───── Given information
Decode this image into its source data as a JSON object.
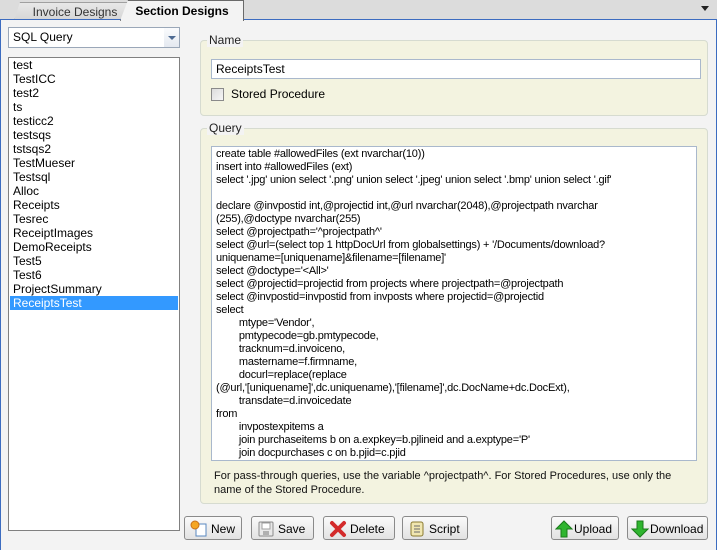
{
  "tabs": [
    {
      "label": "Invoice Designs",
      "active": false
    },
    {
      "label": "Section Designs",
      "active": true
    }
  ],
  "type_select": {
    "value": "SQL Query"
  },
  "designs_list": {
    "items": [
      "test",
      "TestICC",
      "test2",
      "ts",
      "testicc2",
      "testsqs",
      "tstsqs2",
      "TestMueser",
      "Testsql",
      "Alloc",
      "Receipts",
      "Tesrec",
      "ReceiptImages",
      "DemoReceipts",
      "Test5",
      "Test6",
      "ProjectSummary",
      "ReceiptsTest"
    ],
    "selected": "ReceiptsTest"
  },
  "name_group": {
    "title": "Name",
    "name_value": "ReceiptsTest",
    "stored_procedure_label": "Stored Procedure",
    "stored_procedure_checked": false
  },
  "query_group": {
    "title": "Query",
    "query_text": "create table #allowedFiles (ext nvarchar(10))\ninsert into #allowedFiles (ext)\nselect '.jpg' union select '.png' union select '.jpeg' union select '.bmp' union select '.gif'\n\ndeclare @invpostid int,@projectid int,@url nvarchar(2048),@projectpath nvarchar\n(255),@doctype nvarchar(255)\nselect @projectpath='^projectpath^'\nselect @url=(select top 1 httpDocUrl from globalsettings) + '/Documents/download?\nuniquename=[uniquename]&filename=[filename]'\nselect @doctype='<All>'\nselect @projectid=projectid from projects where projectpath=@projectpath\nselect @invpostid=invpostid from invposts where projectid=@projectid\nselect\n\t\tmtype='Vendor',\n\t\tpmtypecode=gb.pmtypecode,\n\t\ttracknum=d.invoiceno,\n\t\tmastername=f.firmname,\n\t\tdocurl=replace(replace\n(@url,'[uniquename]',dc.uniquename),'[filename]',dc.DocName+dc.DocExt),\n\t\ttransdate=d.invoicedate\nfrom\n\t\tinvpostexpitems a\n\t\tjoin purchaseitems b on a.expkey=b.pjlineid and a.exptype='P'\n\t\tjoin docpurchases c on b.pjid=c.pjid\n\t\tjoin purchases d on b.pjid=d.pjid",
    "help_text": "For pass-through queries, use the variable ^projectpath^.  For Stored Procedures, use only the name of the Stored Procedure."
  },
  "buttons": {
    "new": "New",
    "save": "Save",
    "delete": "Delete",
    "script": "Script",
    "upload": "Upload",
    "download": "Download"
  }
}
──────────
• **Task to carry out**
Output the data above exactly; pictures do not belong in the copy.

• **Result of the task**
Decode this image into its source data as a JSON object.
{
  "tabs": [
    {
      "label": "Invoice Designs",
      "active": false
    },
    {
      "label": "Section Designs",
      "active": true
    }
  ],
  "type_select": {
    "value": "SQL Query"
  },
  "designs_list": {
    "items": [
      "test",
      "TestICC",
      "test2",
      "ts",
      "testicc2",
      "testsqs",
      "tstsqs2",
      "TestMueser",
      "Testsql",
      "Alloc",
      "Receipts",
      "Tesrec",
      "ReceiptImages",
      "DemoReceipts",
      "Test5",
      "Test6",
      "ProjectSummary",
      "ReceiptsTest"
    ],
    "selected": "ReceiptsTest"
  },
  "name_group": {
    "title": "Name",
    "name_value": "ReceiptsTest",
    "stored_procedure_label": "Stored Procedure",
    "stored_procedure_checked": false
  },
  "query_group": {
    "title": "Query",
    "query_text": "create table #allowedFiles (ext nvarchar(10))\ninsert into #allowedFiles (ext)\nselect '.jpg' union select '.png' union select '.jpeg' union select '.bmp' union select '.gif'\n\ndeclare @invpostid int,@projectid int,@url nvarchar(2048),@projectpath nvarchar\n(255),@doctype nvarchar(255)\nselect @projectpath='^projectpath^'\nselect @url=(select top 1 httpDocUrl from globalsettings) + '/Documents/download?\nuniquename=[uniquename]&filename=[filename]'\nselect @doctype='<All>'\nselect @projectid=projectid from projects where projectpath=@projectpath\nselect @invpostid=invpostid from invposts where projectid=@projectid\nselect\n\t\tmtype='Vendor',\n\t\tpmtypecode=gb.pmtypecode,\n\t\ttracknum=d.invoiceno,\n\t\tmastername=f.firmname,\n\t\tdocurl=replace(replace\n(@url,'[uniquename]',dc.uniquename),'[filename]',dc.DocName+dc.DocExt),\n\t\ttransdate=d.invoicedate\nfrom\n\t\tinvpostexpitems a\n\t\tjoin purchaseitems b on a.expkey=b.pjlineid and a.exptype='P'\n\t\tjoin docpurchases c on b.pjid=c.pjid\n\t\tjoin purchases d on b.pjid=d.pjid",
    "help_text": "For pass-through queries, use the variable ^projectpath^.  For Stored Procedures, use only the name of the Stored Procedure."
  },
  "buttons": {
    "new": "New",
    "save": "Save",
    "delete": "Delete",
    "script": "Script",
    "upload": "Upload",
    "download": "Download"
  }
}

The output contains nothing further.